** Opening Data block **
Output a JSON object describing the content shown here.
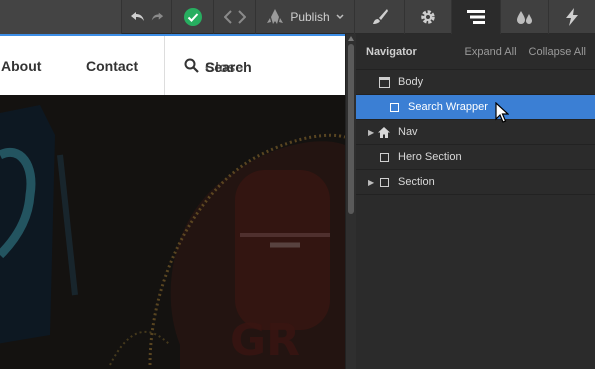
{
  "toolbar": {
    "publish_label": "Publish"
  },
  "canvas": {
    "nav_links": [
      "About",
      "Contact"
    ],
    "search_label": "Search",
    "search_overlap_label": "Close"
  },
  "navigator": {
    "title": "Navigator",
    "expand_all": "Expand All",
    "collapse_all": "Collapse All",
    "items": [
      {
        "label": "Body",
        "icon": "page-icon",
        "selected": false,
        "has_children": false
      },
      {
        "label": "Search Wrapper",
        "icon": "box-icon",
        "selected": true,
        "has_children": false
      },
      {
        "label": "Nav",
        "icon": "home-icon",
        "selected": false,
        "has_children": true
      },
      {
        "label": "Hero Section",
        "icon": "box-icon",
        "selected": false,
        "has_children": false
      },
      {
        "label": "Section",
        "icon": "box-icon",
        "selected": false,
        "has_children": true
      }
    ]
  },
  "colors": {
    "accent": "#3b7fd4",
    "status_ok": "#27ae60"
  }
}
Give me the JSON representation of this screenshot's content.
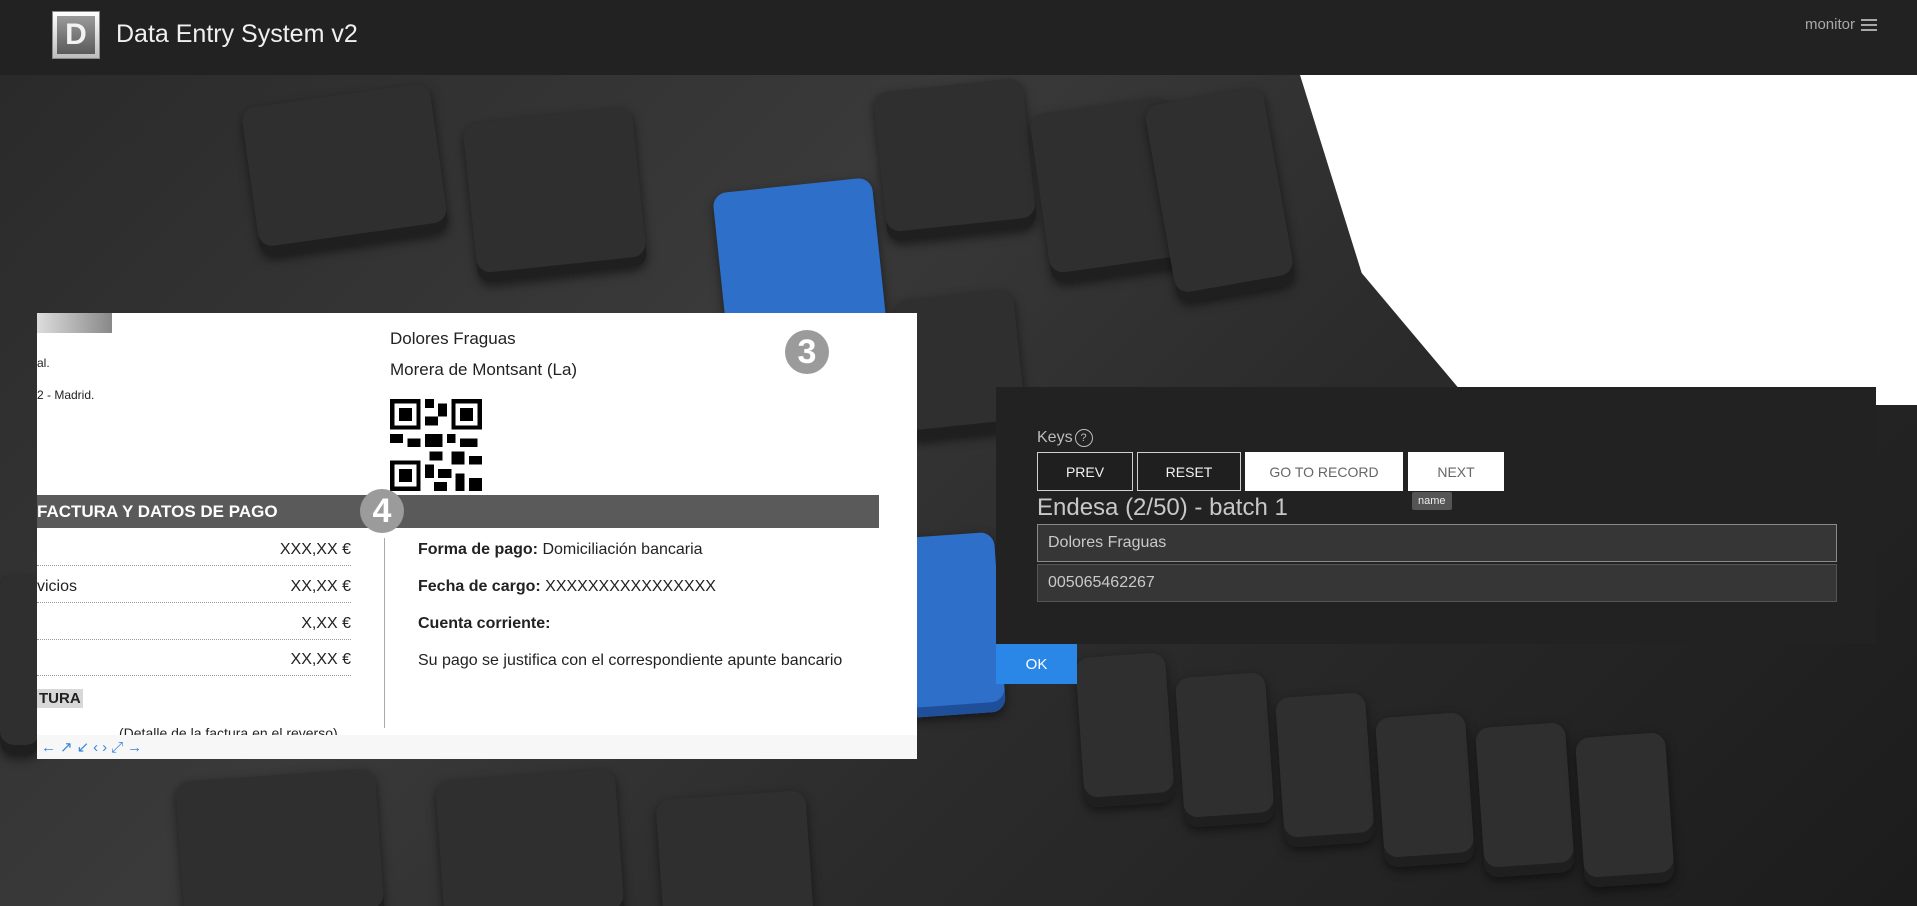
{
  "header": {
    "logo_letter": "D",
    "title": "Data Entry System v2",
    "user": "monitor"
  },
  "document": {
    "marker_top": "3",
    "marker_section": "4",
    "customer_name": "Dolores Fraguas",
    "customer_city": "Morera de Montsant (La)",
    "address_line1": "al.",
    "address_line2": "2 - Madrid.",
    "section_title": "FACTURA Y DATOS DE PAGO",
    "amount_rows": [
      {
        "label": "",
        "value": "XXX,XX €"
      },
      {
        "label": "vicios",
        "value": "XX,XX €"
      },
      {
        "label": "",
        "value": "X,XX €"
      },
      {
        "label": "",
        "value": "XX,XX €"
      }
    ],
    "total_label": "TURA",
    "detail_note": "(Detalle de la factura en el reverso)",
    "payment_method_label": "Forma de pago:",
    "payment_method_value": "Domiciliación bancaria",
    "charge_date_label": "Fecha de cargo:",
    "charge_date_value": "XXXXXXXXXXXXXXXX",
    "account_label": "Cuenta corriente:",
    "payment_note": "Su pago se justifica con el correspondiente apunte bancario"
  },
  "viewer_tools": [
    "←",
    "↗",
    "↙",
    "‹",
    "›",
    "⤢",
    "→"
  ],
  "panel": {
    "keys_label": "Keys",
    "help_glyph": "?",
    "buttons": {
      "prev": "PREV",
      "reset": "RESET",
      "go_to_record": "GO TO RECORD",
      "next": "NEXT"
    },
    "tooltip": "name",
    "record_title": "Endesa (2/50) - batch 1",
    "fields": {
      "name_value": "Dolores Fraguas",
      "id_value": "005065462267"
    },
    "ok_label": "OK"
  },
  "colors": {
    "header_bg": "#222222",
    "panel_bg": "#222222",
    "accent_blue": "#2a87e8",
    "section_bar": "#5a5a5a"
  }
}
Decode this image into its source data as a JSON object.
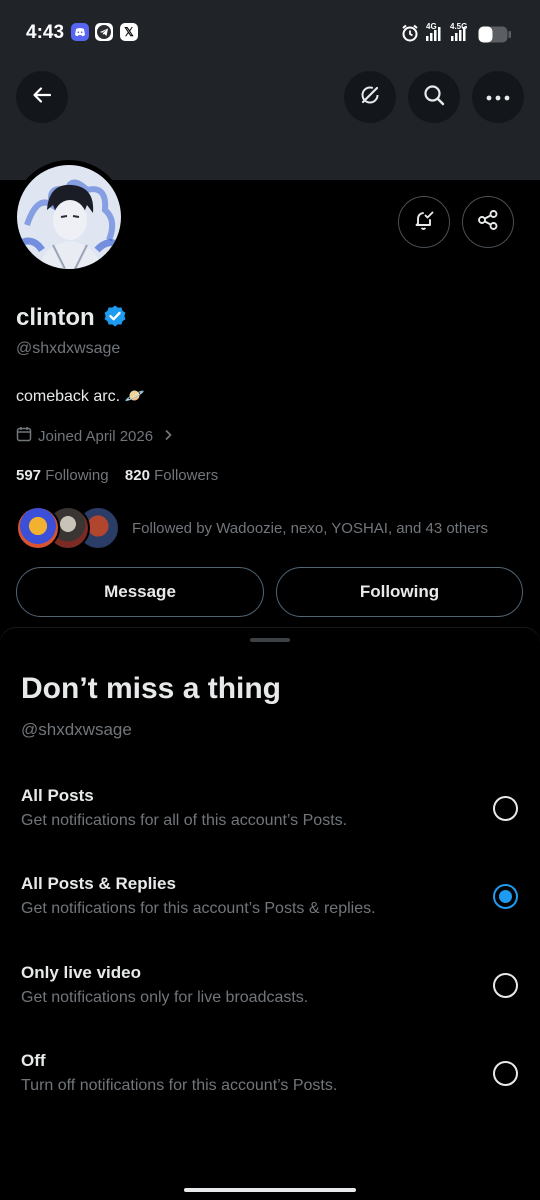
{
  "status_bar": {
    "time": "4:43",
    "network_1": "4G",
    "network_2": "4.5G"
  },
  "profile": {
    "name": "clinton",
    "handle": "@shxdxwsage",
    "bio": "comeback arc. 🪐",
    "joined": "Joined April 2026",
    "following_count": "597",
    "following_label": "Following",
    "followers_count": "820",
    "followers_label": "Followers",
    "followed_by": "Followed by Wadoozie, nexo, YOSHAI, and 43 others"
  },
  "buttons": {
    "message": "Message",
    "following": "Following"
  },
  "sheet": {
    "title": "Don’t miss a thing",
    "handle": "@shxdxwsage",
    "options": [
      {
        "label": "All Posts",
        "description": "Get notifications for all of this account’s Posts.",
        "selected": false
      },
      {
        "label": "All Posts & Replies",
        "description": "Get notifications for this account’s Posts & replies.",
        "selected": true
      },
      {
        "label": "Only live video",
        "description": "Get notifications only for live broadcasts.",
        "selected": false
      },
      {
        "label": "Off",
        "description": "Turn off notifications for this account’s Posts.",
        "selected": false
      }
    ]
  },
  "colors": {
    "accent": "#1d9bf0",
    "banner": "#202327",
    "background": "#000000",
    "muted_text": "#71767b"
  },
  "icons": [
    "back-arrow-icon",
    "grok-icon",
    "search-icon",
    "more-icon",
    "notification-bell-icon",
    "share-icon",
    "verified-badge-icon",
    "calendar-icon",
    "chevron-right-icon"
  ]
}
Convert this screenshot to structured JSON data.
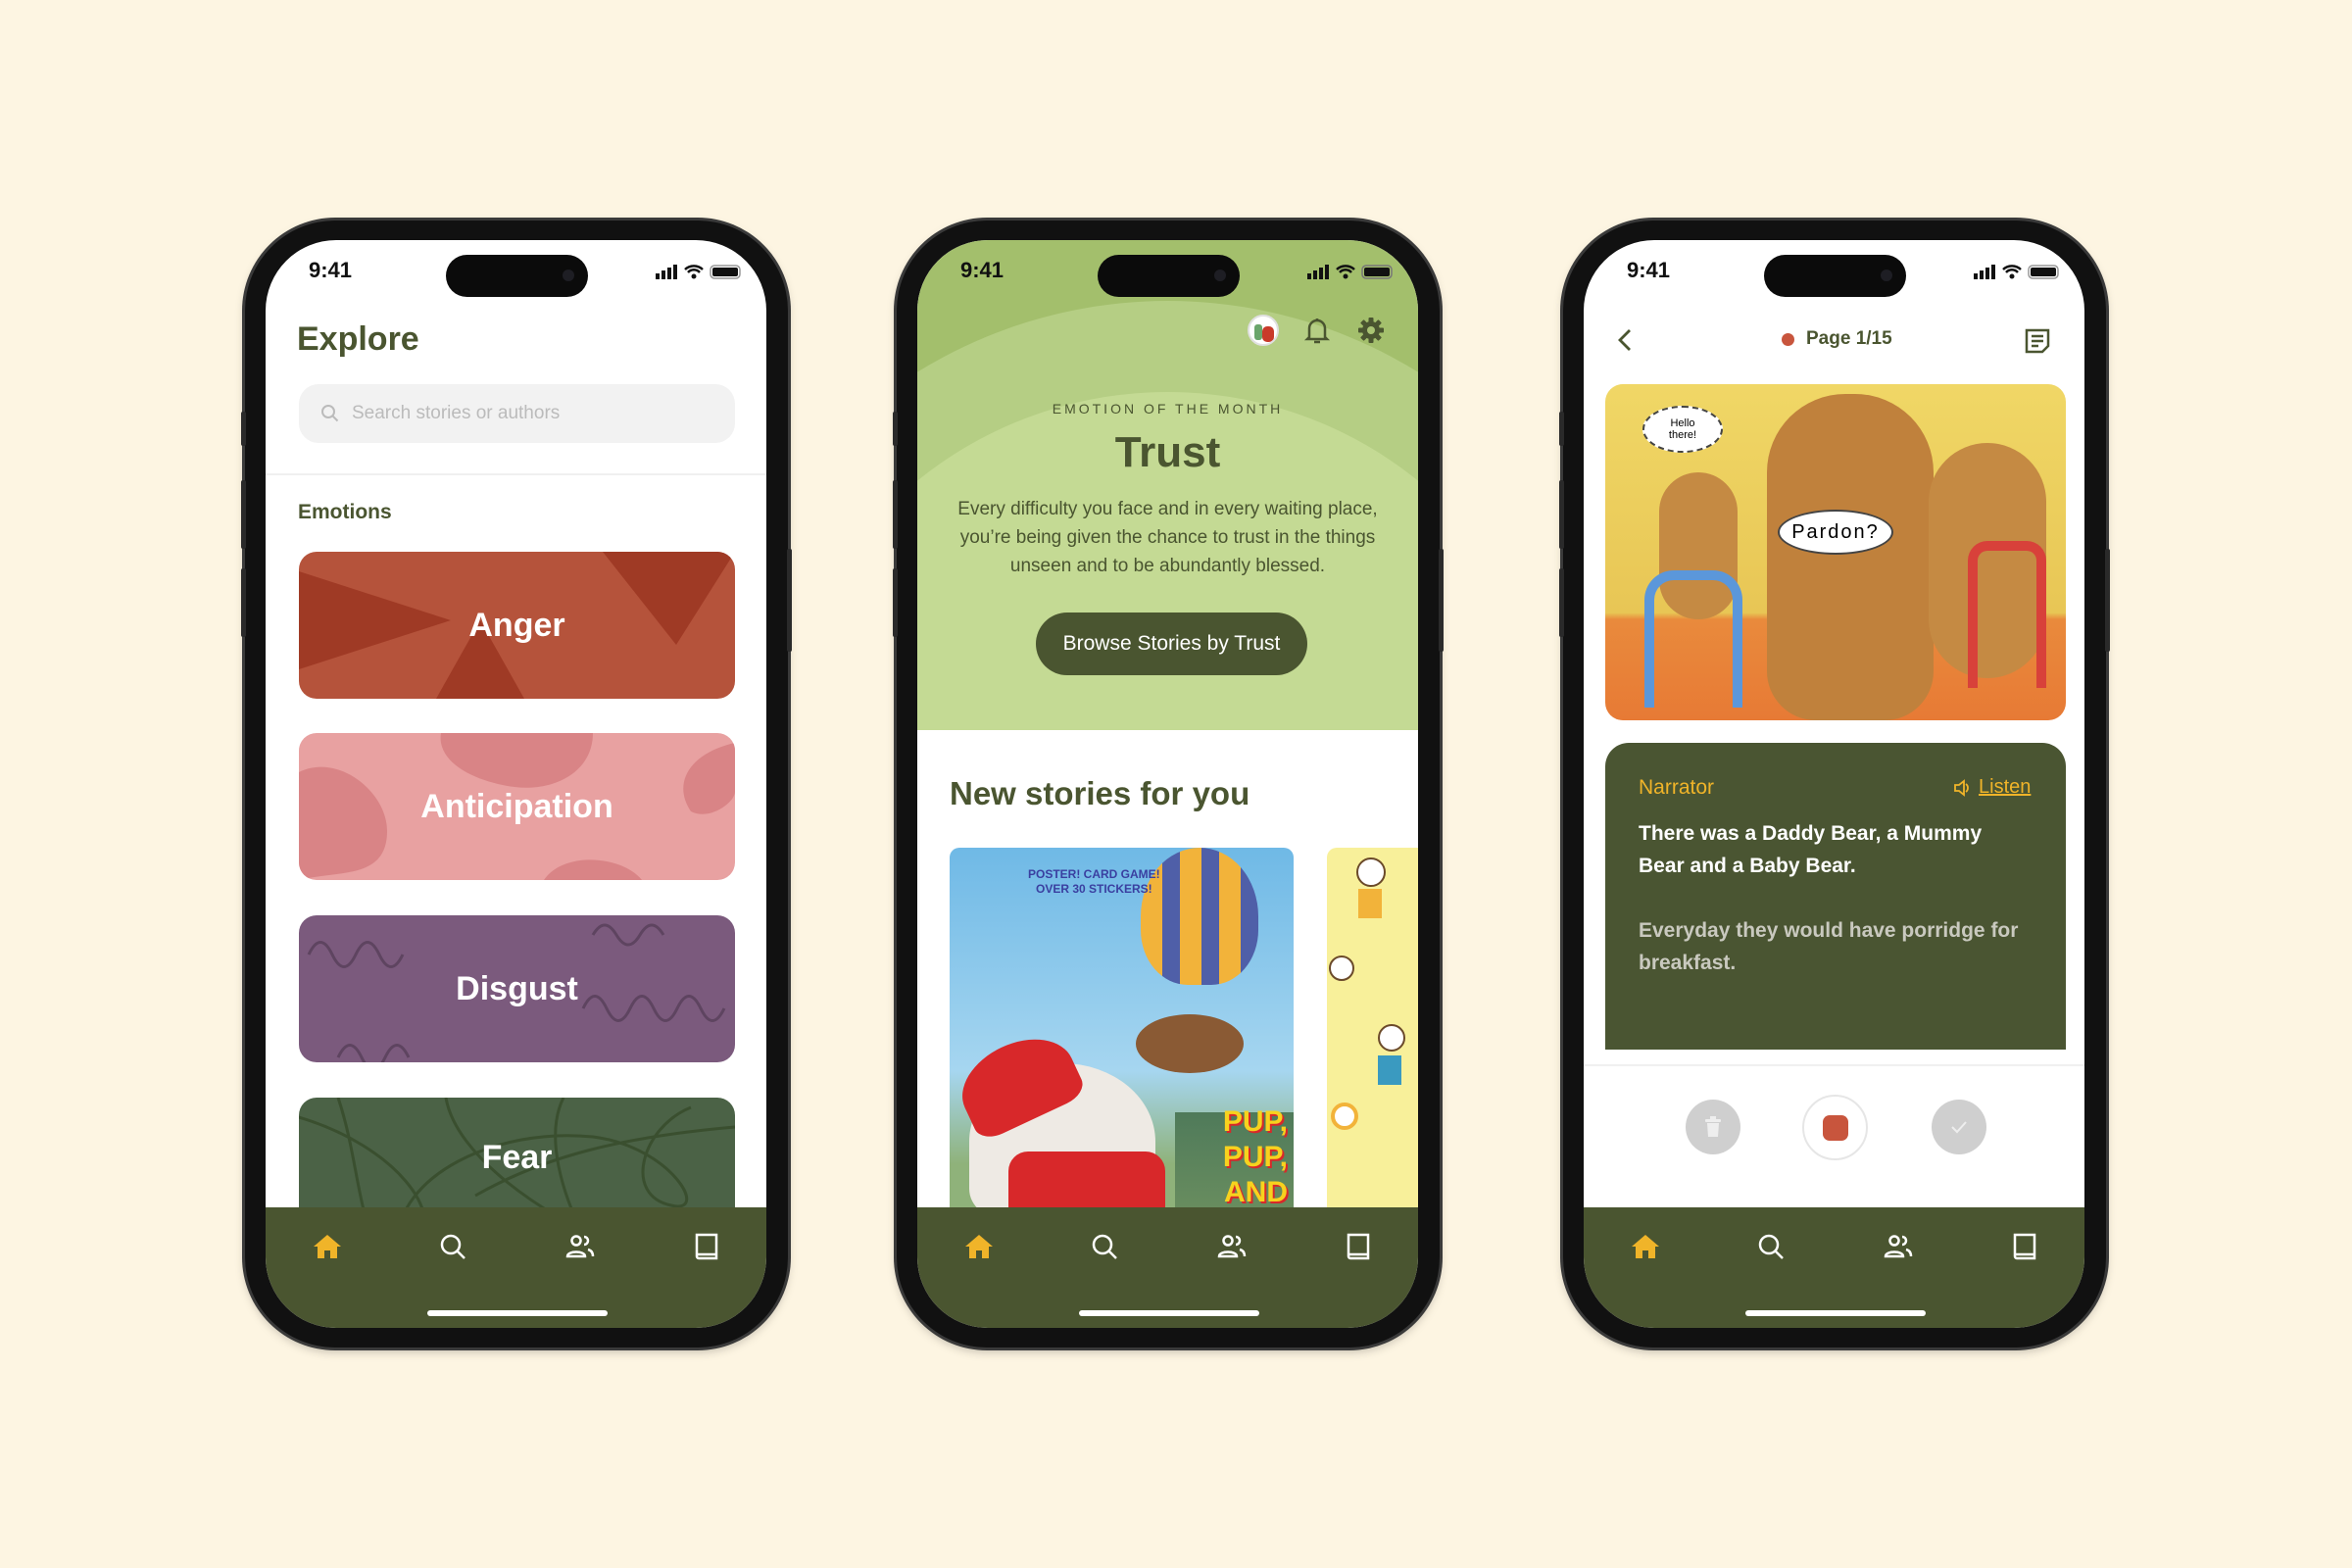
{
  "colors": {
    "background": "#fdf5e2",
    "brand_dark": "#4a5530",
    "accent_yellow": "#f0b429",
    "record_red": "#c8553d"
  },
  "status_bar": {
    "time": "9:41"
  },
  "tab_bar": {
    "items": [
      {
        "icon": "home-icon",
        "active": true
      },
      {
        "icon": "search-icon"
      },
      {
        "icon": "people-icon"
      },
      {
        "icon": "book-icon"
      }
    ]
  },
  "explore": {
    "title": "Explore",
    "search_placeholder": "Search stories or authors",
    "section_title": "Emotions",
    "emotions": [
      {
        "label": "Anger",
        "color": "#b5533b"
      },
      {
        "label": "Anticipation",
        "color": "#e8a1a1"
      },
      {
        "label": "Disgust",
        "color": "#7b5a7d"
      },
      {
        "label": "Fear",
        "color": "#4b6246"
      }
    ]
  },
  "home": {
    "eyebrow": "EMOTION OF THE MONTH",
    "emotion": "Trust",
    "description": "Every difficulty you face and in every waiting place, you’re being given the chance to trust in the things unseen and to be abundantly blessed.",
    "cta": "Browse Stories by Trust",
    "section_title": "New stories for you",
    "books": [
      {
        "cover_text_top": "POSTER! CARD GAME!",
        "cover_text_mid": "OVER 30 STICKERS!",
        "cover_title": "PUP, PUP, AND"
      },
      {}
    ]
  },
  "reader": {
    "page_label": "Page 1/15",
    "illustration": {
      "bubble_1": "Hello there!",
      "bubble_2": "Pardon?"
    },
    "speaker": "Narrator",
    "listen": "Listen",
    "current_text": "There was a Daddy Bear, a Mummy Bear and a Baby Bear.",
    "next_text": "Everyday they would have porridge for breakfast."
  }
}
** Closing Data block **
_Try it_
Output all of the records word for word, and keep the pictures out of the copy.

_Response_
Output a JSON object describing the content shown here.
{
  "toolbar": {
    "publish_label": "Publish"
  },
  "canvas": {
    "nav_links": [
      "About",
      "Contact"
    ],
    "search_label": "Search",
    "search_overlap_label": "Close"
  },
  "navigator": {
    "title": "Navigator",
    "expand_all": "Expand All",
    "collapse_all": "Collapse All",
    "items": [
      {
        "label": "Body",
        "icon": "page-icon",
        "selected": false,
        "has_children": false
      },
      {
        "label": "Search Wrapper",
        "icon": "box-icon",
        "selected": true,
        "has_children": false
      },
      {
        "label": "Nav",
        "icon": "home-icon",
        "selected": false,
        "has_children": true
      },
      {
        "label": "Hero Section",
        "icon": "box-icon",
        "selected": false,
        "has_children": false
      },
      {
        "label": "Section",
        "icon": "box-icon",
        "selected": false,
        "has_children": true
      }
    ]
  },
  "colors": {
    "accent": "#3b7fd4",
    "status_ok": "#27ae60"
  }
}
Give me the JSON representation of this screenshot's content.
{
  "header": {
    "logo_letter": "D",
    "title": "Data Entry System v2",
    "user": "monitor"
  },
  "document": {
    "marker_top": "3",
    "marker_section": "4",
    "customer_name": "Dolores Fraguas",
    "customer_city": "Morera de Montsant (La)",
    "address_line1": "al.",
    "address_line2": "2 - Madrid.",
    "section_title": "FACTURA Y DATOS DE PAGO",
    "amount_rows": [
      {
        "label": "",
        "value": "XXX,XX €"
      },
      {
        "label": "vicios",
        "value": "XX,XX €"
      },
      {
        "label": "",
        "value": "X,XX €"
      },
      {
        "label": "",
        "value": "XX,XX €"
      }
    ],
    "total_label": "TURA",
    "detail_note": "(Detalle de la factura en el reverso)",
    "payment_method_label": "Forma de pago:",
    "payment_method_value": "Domiciliación bancaria",
    "charge_date_label": "Fecha de cargo:",
    "charge_date_value": "XXXXXXXXXXXXXXXX",
    "account_label": "Cuenta corriente:",
    "payment_note": "Su pago se justifica con el correspondiente apunte bancario"
  },
  "viewer_tools": [
    "←",
    "↗",
    "↙",
    "‹",
    "›",
    "⤢",
    "→"
  ],
  "panel": {
    "keys_label": "Keys",
    "help_glyph": "?",
    "buttons": {
      "prev": "PREV",
      "reset": "RESET",
      "go_to_record": "GO TO RECORD",
      "next": "NEXT"
    },
    "tooltip": "name",
    "record_title": "Endesa (2/50) - batch 1",
    "fields": {
      "name_value": "Dolores Fraguas",
      "id_value": "005065462267"
    },
    "ok_label": "OK"
  },
  "colors": {
    "header_bg": "#222222",
    "panel_bg": "#222222",
    "accent_blue": "#2a87e8",
    "section_bar": "#5a5a5a"
  }
}
Decode this image into its source data as a JSON object.
{
  "status_bar": {
    "time": "4:43",
    "network_1": "4G",
    "network_2": "4.5G"
  },
  "profile": {
    "name": "clinton",
    "handle": "@shxdxwsage",
    "bio": "comeback arc. 🪐",
    "joined": "Joined April 2026",
    "following_count": "597",
    "following_label": "Following",
    "followers_count": "820",
    "followers_label": "Followers",
    "followed_by": "Followed by Wadoozie, nexo, YOSHAI, and 43 others"
  },
  "buttons": {
    "message": "Message",
    "following": "Following"
  },
  "sheet": {
    "title": "Don’t miss a thing",
    "handle": "@shxdxwsage",
    "options": [
      {
        "label": "All Posts",
        "description": "Get notifications for all of this account’s Posts.",
        "selected": false
      },
      {
        "label": "All Posts & Replies",
        "description": "Get notifications for this account’s Posts & replies.",
        "selected": true
      },
      {
        "label": "Only live video",
        "description": "Get notifications only for live broadcasts.",
        "selected": false
      },
      {
        "label": "Off",
        "description": "Turn off notifications for this account’s Posts.",
        "selected": false
      }
    ]
  },
  "colors": {
    "accent": "#1d9bf0",
    "banner": "#202327",
    "background": "#000000",
    "muted_text": "#71767b"
  },
  "icons": [
    "back-arrow-icon",
    "grok-icon",
    "search-icon",
    "more-icon",
    "notification-bell-icon",
    "share-icon",
    "verified-badge-icon",
    "calendar-icon",
    "chevron-right-icon"
  ]
}
Convert this screenshot to structured JSON data.
{
  "colors": {
    "background": "#fdf5e2",
    "brand_dark": "#4a5530",
    "accent_yellow": "#f0b429",
    "record_red": "#c8553d"
  },
  "status_bar": {
    "time": "9:41"
  },
  "tab_bar": {
    "items": [
      {
        "icon": "home-icon",
        "active": true
      },
      {
        "icon": "search-icon"
      },
      {
        "icon": "people-icon"
      },
      {
        "icon": "book-icon"
      }
    ]
  },
  "explore": {
    "title": "Explore",
    "search_placeholder": "Search stories or authors",
    "section_title": "Emotions",
    "emotions": [
      {
        "label": "Anger",
        "color": "#b5533b"
      },
      {
        "label": "Anticipation",
        "color": "#e8a1a1"
      },
      {
        "label": "Disgust",
        "color": "#7b5a7d"
      },
      {
        "label": "Fear",
        "color": "#4b6246"
      }
    ]
  },
  "home": {
    "eyebrow": "EMOTION OF THE MONTH",
    "emotion": "Trust",
    "description": "Every difficulty you face and in every waiting place, you’re being given the chance to trust in the things unseen and to be abundantly blessed.",
    "cta": "Browse Stories by Trust",
    "section_title": "New stories for you",
    "books": [
      {
        "cover_text_top": "POSTER! CARD GAME!",
        "cover_text_mid": "OVER 30 STICKERS!",
        "cover_title": "PUP, PUP, AND"
      },
      {}
    ]
  },
  "reader": {
    "page_label": "Page 1/15",
    "illustration": {
      "bubble_1": "Hello there!",
      "bubble_2": "Pardon?"
    },
    "speaker": "Narrator",
    "listen": "Listen",
    "current_text": "There was a Daddy Bear, a Mummy Bear and a Baby Bear.",
    "next_text": "Everyday they would have porridge for breakfast."
  }
}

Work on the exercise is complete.